Start of Available data
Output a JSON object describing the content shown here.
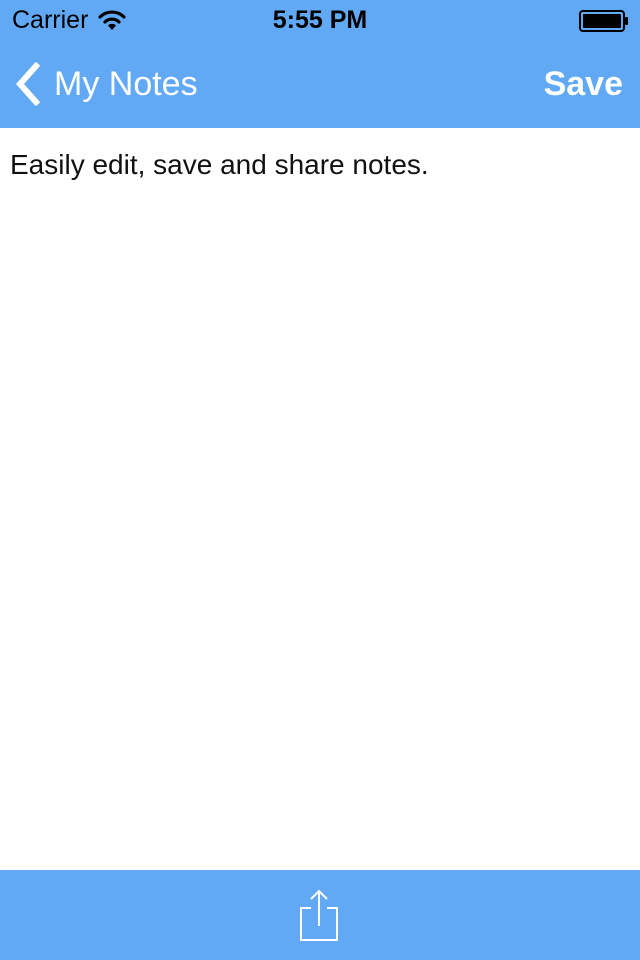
{
  "status_bar": {
    "carrier": "Carrier",
    "time": "5:55 PM",
    "wifi_icon": "wifi-icon",
    "battery_icon": "battery-icon"
  },
  "nav_bar": {
    "back_label": "My Notes",
    "back_icon": "chevron-left-icon",
    "save_label": "Save"
  },
  "note": {
    "text": "Easily edit, save and share notes."
  },
  "toolbar": {
    "share_icon": "share-icon"
  },
  "colors": {
    "bar_background": "#61a9f5",
    "bar_foreground": "#ffffff",
    "status_foreground": "#000000",
    "page_background": "#ffffff",
    "note_text": "#111111"
  }
}
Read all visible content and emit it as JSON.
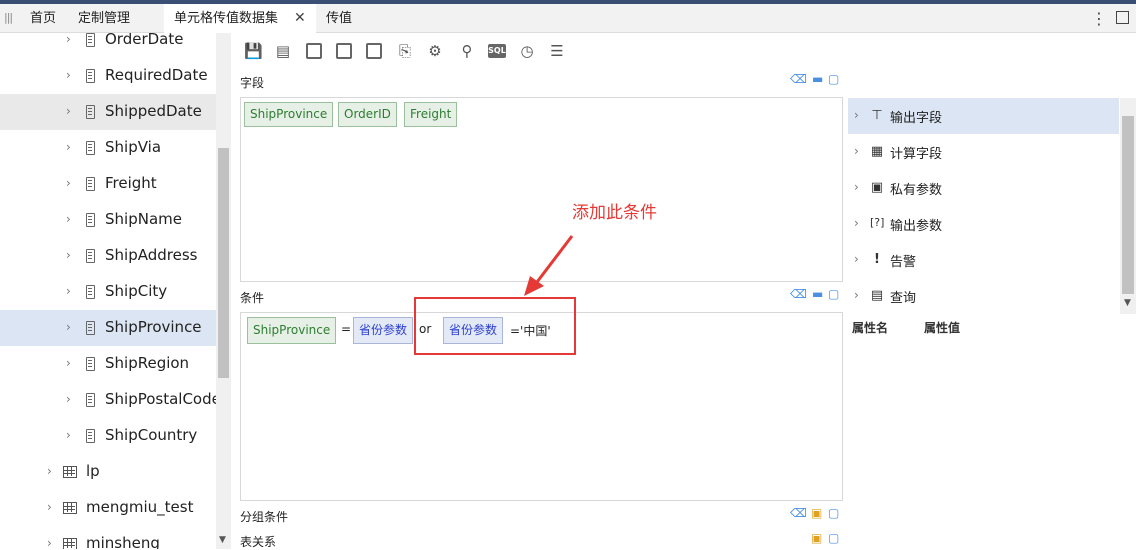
{
  "tabs": [
    {
      "label": "首页"
    },
    {
      "label": "定制管理"
    },
    {
      "label": "单元格传值数据集",
      "closable": true,
      "active": true
    },
    {
      "label": "传值"
    }
  ],
  "tree": [
    {
      "label": "OrderDate",
      "type": "field"
    },
    {
      "label": "RequiredDate",
      "type": "field"
    },
    {
      "label": "ShippedDate",
      "type": "field",
      "highlight": "gray"
    },
    {
      "label": "ShipVia",
      "type": "field"
    },
    {
      "label": "Freight",
      "type": "field"
    },
    {
      "label": "ShipName",
      "type": "field"
    },
    {
      "label": "ShipAddress",
      "type": "field"
    },
    {
      "label": "ShipCity",
      "type": "field"
    },
    {
      "label": "ShipProvince",
      "type": "field",
      "highlight": "blue"
    },
    {
      "label": "ShipRegion",
      "type": "field"
    },
    {
      "label": "ShipPostalCode",
      "type": "field"
    },
    {
      "label": "ShipCountry",
      "type": "field"
    },
    {
      "label": "lp",
      "type": "table"
    },
    {
      "label": "mengmiu_test",
      "type": "table"
    },
    {
      "label": "minsheng",
      "type": "table"
    }
  ],
  "sections": {
    "fields_title": "字段",
    "conditions_title": "条件",
    "group_title": "分组条件",
    "relation_title": "表关系"
  },
  "field_chips": [
    "ShipProvince",
    "OrderID",
    "Freight"
  ],
  "condition": {
    "field": "ShipProvince",
    "op1": "=",
    "param1": "省份参数",
    "logic": "or",
    "param2": "省份参数",
    "tail": "='中国'"
  },
  "annotation": "添加此条件",
  "right_items": [
    {
      "label": "输出字段",
      "icon": "output-field-icon",
      "glyph": "⊤",
      "selected": true
    },
    {
      "label": "计算字段",
      "icon": "calculator-icon",
      "glyph": "▦"
    },
    {
      "label": "私有参数",
      "icon": "private-param-icon",
      "glyph": "▣"
    },
    {
      "label": "输出参数",
      "icon": "output-param-icon",
      "glyph": "[?]"
    },
    {
      "label": "告警",
      "icon": "alert-icon",
      "glyph": "!"
    },
    {
      "label": "查询",
      "icon": "query-icon",
      "glyph": "▤"
    }
  ],
  "props": {
    "name": "属性名",
    "value": "属性值"
  },
  "colors": {
    "accent": "#e53935",
    "chip_green": "#2e7d32",
    "chip_blue": "#2a3fd0",
    "selection": "#dbe5f3"
  }
}
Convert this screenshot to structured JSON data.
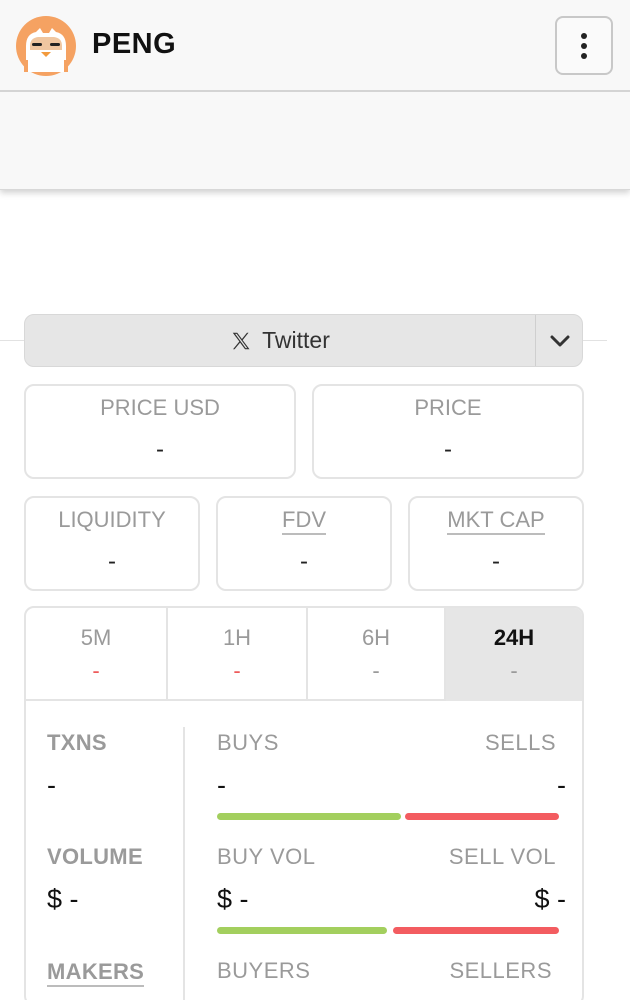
{
  "header": {
    "token_name": "PENG",
    "menu_icon": "more-vertical-icon"
  },
  "social": {
    "label": "Twitter",
    "icon": "x-logo-icon",
    "dropdown_icon": "chevron-down-icon"
  },
  "stats_row1": [
    {
      "label": "PRICE USD",
      "value": "-"
    },
    {
      "label": "PRICE",
      "value": "-"
    }
  ],
  "stats_row2": [
    {
      "label": "LIQUIDITY",
      "value": "-"
    },
    {
      "label": "FDV",
      "value": "-"
    },
    {
      "label": "MKT CAP",
      "value": "-"
    }
  ],
  "tabs": [
    {
      "label": "5M",
      "value": "-",
      "value_color": "#ee5a5a"
    },
    {
      "label": "1H",
      "value": "-",
      "value_color": "#ee5a5a"
    },
    {
      "label": "6H",
      "value": "-",
      "value_color": "#9a9a9a"
    },
    {
      "label": "24H",
      "value": "-",
      "value_color": "#9a9a9a",
      "active": true
    }
  ],
  "metrics": {
    "txns": {
      "label": "TXNS",
      "value": "-"
    },
    "volume": {
      "label": "VOLUME",
      "value": "$ -"
    },
    "makers": {
      "label": "MAKERS"
    }
  },
  "breakdown": {
    "buys": {
      "label": "BUYS",
      "value": "-"
    },
    "sells": {
      "label": "SELLS",
      "value": "-"
    },
    "buy_vol": {
      "label": "BUY VOL",
      "value": "$ -"
    },
    "sell_vol": {
      "label": "SELL VOL",
      "value": "$ -"
    },
    "buyers": {
      "label": "BUYERS"
    },
    "sellers": {
      "label": "SELLERS"
    }
  },
  "colors": {
    "buy": "#a3cf5e",
    "sell": "#f35c60",
    "negative_change": "#ee5a5a"
  }
}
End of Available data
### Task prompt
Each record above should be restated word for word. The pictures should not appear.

### Task answer
Output a JSON object describing the content shown here.
{
  "status_bar": {
    "carrier": "Carrier",
    "time": "5:55 PM",
    "wifi_icon": "wifi-icon",
    "battery_icon": "battery-icon"
  },
  "nav_bar": {
    "back_label": "My Notes",
    "back_icon": "chevron-left-icon",
    "save_label": "Save"
  },
  "note": {
    "text": "Easily edit, save and share notes."
  },
  "toolbar": {
    "share_icon": "share-icon"
  },
  "colors": {
    "bar_background": "#61a9f5",
    "bar_foreground": "#ffffff",
    "status_foreground": "#000000",
    "page_background": "#ffffff",
    "note_text": "#111111"
  }
}
Read all visible content and emit it as JSON.
{
  "tabs": [
    {
      "label": "首页"
    },
    {
      "label": "定制管理"
    },
    {
      "label": "单元格传值数据集",
      "closable": true,
      "active": true
    },
    {
      "label": "传值"
    }
  ],
  "tree": [
    {
      "label": "OrderDate",
      "type": "field"
    },
    {
      "label": "RequiredDate",
      "type": "field"
    },
    {
      "label": "ShippedDate",
      "type": "field",
      "highlight": "gray"
    },
    {
      "label": "ShipVia",
      "type": "field"
    },
    {
      "label": "Freight",
      "type": "field"
    },
    {
      "label": "ShipName",
      "type": "field"
    },
    {
      "label": "ShipAddress",
      "type": "field"
    },
    {
      "label": "ShipCity",
      "type": "field"
    },
    {
      "label": "ShipProvince",
      "type": "field",
      "highlight": "blue"
    },
    {
      "label": "ShipRegion",
      "type": "field"
    },
    {
      "label": "ShipPostalCode",
      "type": "field"
    },
    {
      "label": "ShipCountry",
      "type": "field"
    },
    {
      "label": "lp",
      "type": "table"
    },
    {
      "label": "mengmiu_test",
      "type": "table"
    },
    {
      "label": "minsheng",
      "type": "table"
    }
  ],
  "sections": {
    "fields_title": "字段",
    "conditions_title": "条件",
    "group_title": "分组条件",
    "relation_title": "表关系"
  },
  "field_chips": [
    "ShipProvince",
    "OrderID",
    "Freight"
  ],
  "condition": {
    "field": "ShipProvince",
    "op1": "=",
    "param1": "省份参数",
    "logic": "or",
    "param2": "省份参数",
    "tail": "='中国'"
  },
  "annotation": "添加此条件",
  "right_items": [
    {
      "label": "输出字段",
      "icon": "output-field-icon",
      "glyph": "⊤",
      "selected": true
    },
    {
      "label": "计算字段",
      "icon": "calculator-icon",
      "glyph": "▦"
    },
    {
      "label": "私有参数",
      "icon": "private-param-icon",
      "glyph": "▣"
    },
    {
      "label": "输出参数",
      "icon": "output-param-icon",
      "glyph": "[?]"
    },
    {
      "label": "告警",
      "icon": "alert-icon",
      "glyph": "!"
    },
    {
      "label": "查询",
      "icon": "query-icon",
      "glyph": "▤"
    }
  ],
  "props": {
    "name": "属性名",
    "value": "属性值"
  },
  "colors": {
    "accent": "#e53935",
    "chip_green": "#2e7d32",
    "chip_blue": "#2a3fd0",
    "selection": "#dbe5f3"
  }
}
Convert this screenshot to structured JSON data.
{
  "header": {
    "token_name": "PENG",
    "menu_icon": "more-vertical-icon"
  },
  "social": {
    "label": "Twitter",
    "icon": "x-logo-icon",
    "dropdown_icon": "chevron-down-icon"
  },
  "stats_row1": [
    {
      "label": "PRICE USD",
      "value": "-"
    },
    {
      "label": "PRICE",
      "value": "-"
    }
  ],
  "stats_row2": [
    {
      "label": "LIQUIDITY",
      "value": "-"
    },
    {
      "label": "FDV",
      "value": "-"
    },
    {
      "label": "MKT CAP",
      "value": "-"
    }
  ],
  "tabs": [
    {
      "label": "5M",
      "value": "-",
      "value_color": "#ee5a5a"
    },
    {
      "label": "1H",
      "value": "-",
      "value_color": "#ee5a5a"
    },
    {
      "label": "6H",
      "value": "-",
      "value_color": "#9a9a9a"
    },
    {
      "label": "24H",
      "value": "-",
      "value_color": "#9a9a9a",
      "active": true
    }
  ],
  "metrics": {
    "txns": {
      "label": "TXNS",
      "value": "-"
    },
    "volume": {
      "label": "VOLUME",
      "value": "$ -"
    },
    "makers": {
      "label": "MAKERS"
    }
  },
  "breakdown": {
    "buys": {
      "label": "BUYS",
      "value": "-"
    },
    "sells": {
      "label": "SELLS",
      "value": "-"
    },
    "buy_vol": {
      "label": "BUY VOL",
      "value": "$ -"
    },
    "sell_vol": {
      "label": "SELL VOL",
      "value": "$ -"
    },
    "buyers": {
      "label": "BUYERS"
    },
    "sellers": {
      "label": "SELLERS"
    }
  },
  "colors": {
    "buy": "#a3cf5e",
    "sell": "#f35c60",
    "negative_change": "#ee5a5a"
  }
}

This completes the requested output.